— Task directions —
Below is a set of records. Repeat all of them exactly.

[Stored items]
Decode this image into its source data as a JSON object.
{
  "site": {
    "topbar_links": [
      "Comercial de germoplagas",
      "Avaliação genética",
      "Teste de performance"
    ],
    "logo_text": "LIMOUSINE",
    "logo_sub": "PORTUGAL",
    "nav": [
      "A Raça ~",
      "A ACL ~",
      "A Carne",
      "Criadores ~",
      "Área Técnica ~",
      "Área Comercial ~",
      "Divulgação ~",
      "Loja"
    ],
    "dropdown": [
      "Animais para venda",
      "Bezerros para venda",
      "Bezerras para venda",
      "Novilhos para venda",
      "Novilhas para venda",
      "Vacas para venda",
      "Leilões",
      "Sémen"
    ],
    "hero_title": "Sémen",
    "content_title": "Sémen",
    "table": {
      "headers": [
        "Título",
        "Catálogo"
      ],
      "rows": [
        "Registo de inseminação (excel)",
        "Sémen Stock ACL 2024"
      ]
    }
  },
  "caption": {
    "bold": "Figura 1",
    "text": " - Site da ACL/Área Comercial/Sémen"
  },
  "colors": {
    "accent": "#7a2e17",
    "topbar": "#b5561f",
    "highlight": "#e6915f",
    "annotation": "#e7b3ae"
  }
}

— The answer —
Decode this image into its source data as a JSON object.
{
  "site": {
    "topbar_links": [
      "Comercial de germoplagas",
      "Avaliação genética",
      "Teste de performance"
    ],
    "logo_text": "LIMOUSINE",
    "logo_sub": "PORTUGAL",
    "nav": [
      "A Raça ~",
      "A ACL ~",
      "A Carne",
      "Criadores ~",
      "Área Técnica ~",
      "Área Comercial ~",
      "Divulgação ~",
      "Loja"
    ],
    "dropdown": [
      "Animais para venda",
      "Bezerros para venda",
      "Bezerras para venda",
      "Novilhos para venda",
      "Novilhas para venda",
      "Vacas para venda",
      "Leilões",
      "Sémen"
    ],
    "hero_title": "Sémen",
    "content_title": "Sémen",
    "table": {
      "headers": [
        "Título",
        "Catálogo"
      ],
      "rows": [
        "Registo de inseminação (excel)",
        "Sémen Stock ACL 2024"
      ]
    }
  },
  "caption": {
    "bold": "Figura 1",
    "text": " - Site da ACL/Área Comercial/Sémen"
  },
  "colors": {
    "accent": "#7a2e17",
    "topbar": "#b5561f",
    "highlight": "#e6915f",
    "annotation": "#e7b3ae"
  }
}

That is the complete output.